This past winter, a number of the tours that came through wanted to know what was going on with this situation out in the cellar:
One tank, covered in ice. Standing next to a number of others that weren't.
This is part of our pre-bottling process, and it's known as cold stabilization. At low temperatures, the tartaric acid in the wine is less soluble than it is at warmer temperatures. When this happens, crystals of acid begin to form and drop out of solution. And the thing about this crystal formation is that ithis can encourage even more crystals to form. It's okay for this to happen in tank, when we can remove them through racking or filtration, but it can be a little concerning to see it in bottle.

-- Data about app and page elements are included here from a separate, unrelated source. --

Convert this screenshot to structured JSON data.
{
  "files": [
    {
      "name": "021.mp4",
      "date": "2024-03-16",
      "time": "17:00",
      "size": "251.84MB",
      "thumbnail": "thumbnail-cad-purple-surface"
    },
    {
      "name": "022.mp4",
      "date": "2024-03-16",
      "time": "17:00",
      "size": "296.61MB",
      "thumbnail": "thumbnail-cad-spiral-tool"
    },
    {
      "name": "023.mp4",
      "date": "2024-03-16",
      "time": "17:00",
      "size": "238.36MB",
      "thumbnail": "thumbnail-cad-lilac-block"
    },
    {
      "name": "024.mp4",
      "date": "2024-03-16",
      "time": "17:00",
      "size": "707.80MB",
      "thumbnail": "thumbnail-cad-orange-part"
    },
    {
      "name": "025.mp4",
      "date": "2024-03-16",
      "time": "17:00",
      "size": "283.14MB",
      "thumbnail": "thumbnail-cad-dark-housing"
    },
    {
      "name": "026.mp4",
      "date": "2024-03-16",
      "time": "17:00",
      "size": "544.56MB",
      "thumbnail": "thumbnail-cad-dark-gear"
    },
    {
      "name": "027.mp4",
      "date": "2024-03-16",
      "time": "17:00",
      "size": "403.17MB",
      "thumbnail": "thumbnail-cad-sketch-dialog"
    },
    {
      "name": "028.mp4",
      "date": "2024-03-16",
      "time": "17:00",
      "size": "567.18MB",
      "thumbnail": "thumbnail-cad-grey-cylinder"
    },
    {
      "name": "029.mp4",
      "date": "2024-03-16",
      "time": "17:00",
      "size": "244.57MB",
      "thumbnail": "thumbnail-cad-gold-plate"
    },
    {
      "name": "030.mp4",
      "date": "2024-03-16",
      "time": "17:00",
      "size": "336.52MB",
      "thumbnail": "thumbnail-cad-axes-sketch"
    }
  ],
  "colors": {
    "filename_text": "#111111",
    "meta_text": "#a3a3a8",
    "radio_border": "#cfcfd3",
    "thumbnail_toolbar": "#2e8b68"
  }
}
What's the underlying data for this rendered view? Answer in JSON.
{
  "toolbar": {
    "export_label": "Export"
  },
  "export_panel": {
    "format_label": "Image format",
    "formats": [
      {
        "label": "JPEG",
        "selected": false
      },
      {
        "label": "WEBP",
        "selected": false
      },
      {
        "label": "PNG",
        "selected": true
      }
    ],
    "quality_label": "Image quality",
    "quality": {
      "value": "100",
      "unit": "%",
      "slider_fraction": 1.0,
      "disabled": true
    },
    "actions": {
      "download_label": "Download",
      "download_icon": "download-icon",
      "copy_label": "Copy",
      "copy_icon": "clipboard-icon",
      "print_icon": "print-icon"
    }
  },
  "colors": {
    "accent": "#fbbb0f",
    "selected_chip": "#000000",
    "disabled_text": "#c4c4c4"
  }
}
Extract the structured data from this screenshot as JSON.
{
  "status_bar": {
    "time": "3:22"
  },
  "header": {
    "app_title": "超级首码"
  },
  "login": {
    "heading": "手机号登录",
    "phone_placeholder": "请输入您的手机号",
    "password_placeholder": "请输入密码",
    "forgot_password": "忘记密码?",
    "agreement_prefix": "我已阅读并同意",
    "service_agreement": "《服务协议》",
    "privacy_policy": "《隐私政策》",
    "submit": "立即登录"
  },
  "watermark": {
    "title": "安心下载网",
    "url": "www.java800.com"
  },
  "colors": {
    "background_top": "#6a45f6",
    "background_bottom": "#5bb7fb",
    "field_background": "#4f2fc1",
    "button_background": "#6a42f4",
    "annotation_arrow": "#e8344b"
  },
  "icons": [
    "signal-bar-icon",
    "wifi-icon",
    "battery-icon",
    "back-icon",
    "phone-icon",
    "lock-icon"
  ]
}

This is less of a problem for red wines, which most people tend not to refrigerate, but when it comes to white wines that can sometimes hang out in the refrigerator for months, cold stability can become an issue. They won't harm you, but they do have a tendency to look like shards of broken glass. (I think it goes without saying that about 99% of us don't really want to ingest broken glass.)

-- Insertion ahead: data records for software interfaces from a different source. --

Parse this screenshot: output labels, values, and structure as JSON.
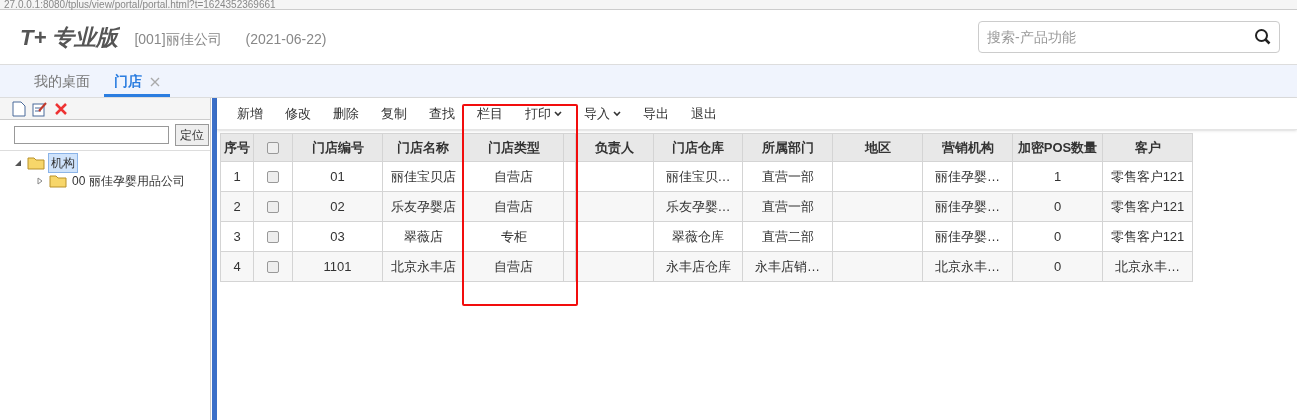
{
  "address_bar": {
    "url": "27.0.0.1:8080/tplus/view/portal/portal.html?t=1624352369661"
  },
  "header": {
    "logo": "T+ 专业版",
    "company": "[001]丽佳公司",
    "date": "(2021-06-22)",
    "search": {
      "placeholder": "搜索-产品功能"
    }
  },
  "tabs": [
    {
      "label": "我的桌面",
      "selected": false,
      "closable": false
    },
    {
      "label": "门店",
      "selected": true,
      "closable": true
    }
  ],
  "sidebar": {
    "locate_button": "定位",
    "tree": [
      {
        "label": "机构",
        "expanded": true,
        "selected": true,
        "children": [
          {
            "label": "00 丽佳孕婴用品公司",
            "expanded": false,
            "selected": false
          }
        ]
      }
    ]
  },
  "toolbar": [
    {
      "label": "新增",
      "has_menu": false
    },
    {
      "label": "修改",
      "has_menu": false
    },
    {
      "label": "删除",
      "has_menu": false
    },
    {
      "label": "复制",
      "has_menu": false
    },
    {
      "label": "查找",
      "has_menu": false
    },
    {
      "label": "栏目",
      "has_menu": false
    },
    {
      "label": "打印",
      "has_menu": true
    },
    {
      "label": "导入",
      "has_menu": true
    },
    {
      "label": "导出",
      "has_menu": false
    },
    {
      "label": "退出",
      "has_menu": false
    }
  ],
  "table": {
    "columns": [
      {
        "kind": "text",
        "label": "序号"
      },
      {
        "kind": "check",
        "checked": false
      },
      {
        "kind": "text",
        "label": "门店编号"
      },
      {
        "kind": "text",
        "label": "门店名称"
      },
      {
        "kind": "text",
        "label": "门店类型"
      },
      {
        "kind": "blank"
      },
      {
        "kind": "text",
        "label": "负责人"
      },
      {
        "kind": "text",
        "label": "门店仓库"
      },
      {
        "kind": "text",
        "label": "所属部门"
      },
      {
        "kind": "text",
        "label": "地区"
      },
      {
        "kind": "text",
        "label": "营销机构"
      },
      {
        "kind": "text",
        "label": "加密POS数量"
      },
      {
        "kind": "text",
        "label": "客户"
      }
    ],
    "rows": [
      {
        "cells": [
          {
            "kind": "text",
            "text": "1"
          },
          {
            "kind": "check",
            "checked": false
          },
          {
            "kind": "text",
            "text": "01"
          },
          {
            "kind": "text",
            "text": "丽佳宝贝店"
          },
          {
            "kind": "text",
            "text": "自营店"
          },
          {
            "kind": "empty"
          },
          {
            "kind": "empty"
          },
          {
            "kind": "text",
            "text": "丽佳宝贝…"
          },
          {
            "kind": "text",
            "text": "直营一部"
          },
          {
            "kind": "empty"
          },
          {
            "kind": "text",
            "text": "丽佳孕婴…"
          },
          {
            "kind": "text",
            "text": "1"
          },
          {
            "kind": "text",
            "text": "零售客户121"
          }
        ]
      },
      {
        "cells": [
          {
            "kind": "text",
            "text": "2"
          },
          {
            "kind": "check",
            "checked": false
          },
          {
            "kind": "text",
            "text": "02"
          },
          {
            "kind": "text",
            "text": "乐友孕婴店"
          },
          {
            "kind": "text",
            "text": "自营店"
          },
          {
            "kind": "empty"
          },
          {
            "kind": "empty"
          },
          {
            "kind": "text",
            "text": "乐友孕婴…"
          },
          {
            "kind": "text",
            "text": "直营一部"
          },
          {
            "kind": "empty"
          },
          {
            "kind": "text",
            "text": "丽佳孕婴…"
          },
          {
            "kind": "text",
            "text": "0"
          },
          {
            "kind": "text",
            "text": "零售客户121"
          }
        ]
      },
      {
        "cells": [
          {
            "kind": "text",
            "text": "3"
          },
          {
            "kind": "check",
            "checked": false
          },
          {
            "kind": "text",
            "text": "03"
          },
          {
            "kind": "text",
            "text": "翠薇店"
          },
          {
            "kind": "text",
            "text": "专柜"
          },
          {
            "kind": "empty"
          },
          {
            "kind": "empty"
          },
          {
            "kind": "text",
            "text": "翠薇仓库"
          },
          {
            "kind": "text",
            "text": "直营二部"
          },
          {
            "kind": "empty"
          },
          {
            "kind": "text",
            "text": "丽佳孕婴…"
          },
          {
            "kind": "text",
            "text": "0"
          },
          {
            "kind": "text",
            "text": "零售客户121"
          }
        ]
      },
      {
        "cells": [
          {
            "kind": "text",
            "text": "4"
          },
          {
            "kind": "check",
            "checked": false
          },
          {
            "kind": "text",
            "text": "1101"
          },
          {
            "kind": "text",
            "text": "北京永丰店"
          },
          {
            "kind": "text",
            "text": "自营店"
          },
          {
            "kind": "empty"
          },
          {
            "kind": "empty"
          },
          {
            "kind": "text",
            "text": "永丰店仓库"
          },
          {
            "kind": "text",
            "text": "永丰店销…"
          },
          {
            "kind": "empty"
          },
          {
            "kind": "text",
            "text": "北京永丰…"
          },
          {
            "kind": "text",
            "text": "0"
          },
          {
            "kind": "text",
            "text": "北京永丰…"
          }
        ]
      }
    ]
  }
}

Once we decide on our final blend for a wine, we get all the components into a tank, and then set the tank temperature to below 30 degrees Farenheit. We want to blend first, because even minor changes in alcohol percantage, pH, or other chemical components in the wine can play a huge part in changing a wine's cold stability. Depending on the results of the cold stability testing we do prior to blending, we may add a small amount of cream of tartar, which encourages crystal formation. And then we wait. We'll hold a tank at this temperature for anywhere from 3-30 days. Some wines just require a little more time to stabilize than others.
Once we've determined that the wine is stable, we'll filter, and call it a day. This doesn't mean that you'll never see a tartrate crystal in a bottle from us, but it does mean that under most standard wine storage conditions, your wine should remain clear. We probably can't help you if you tend to sip your wine through a 35 foot long frozen metal straw, but for the rest of you, we've got your back.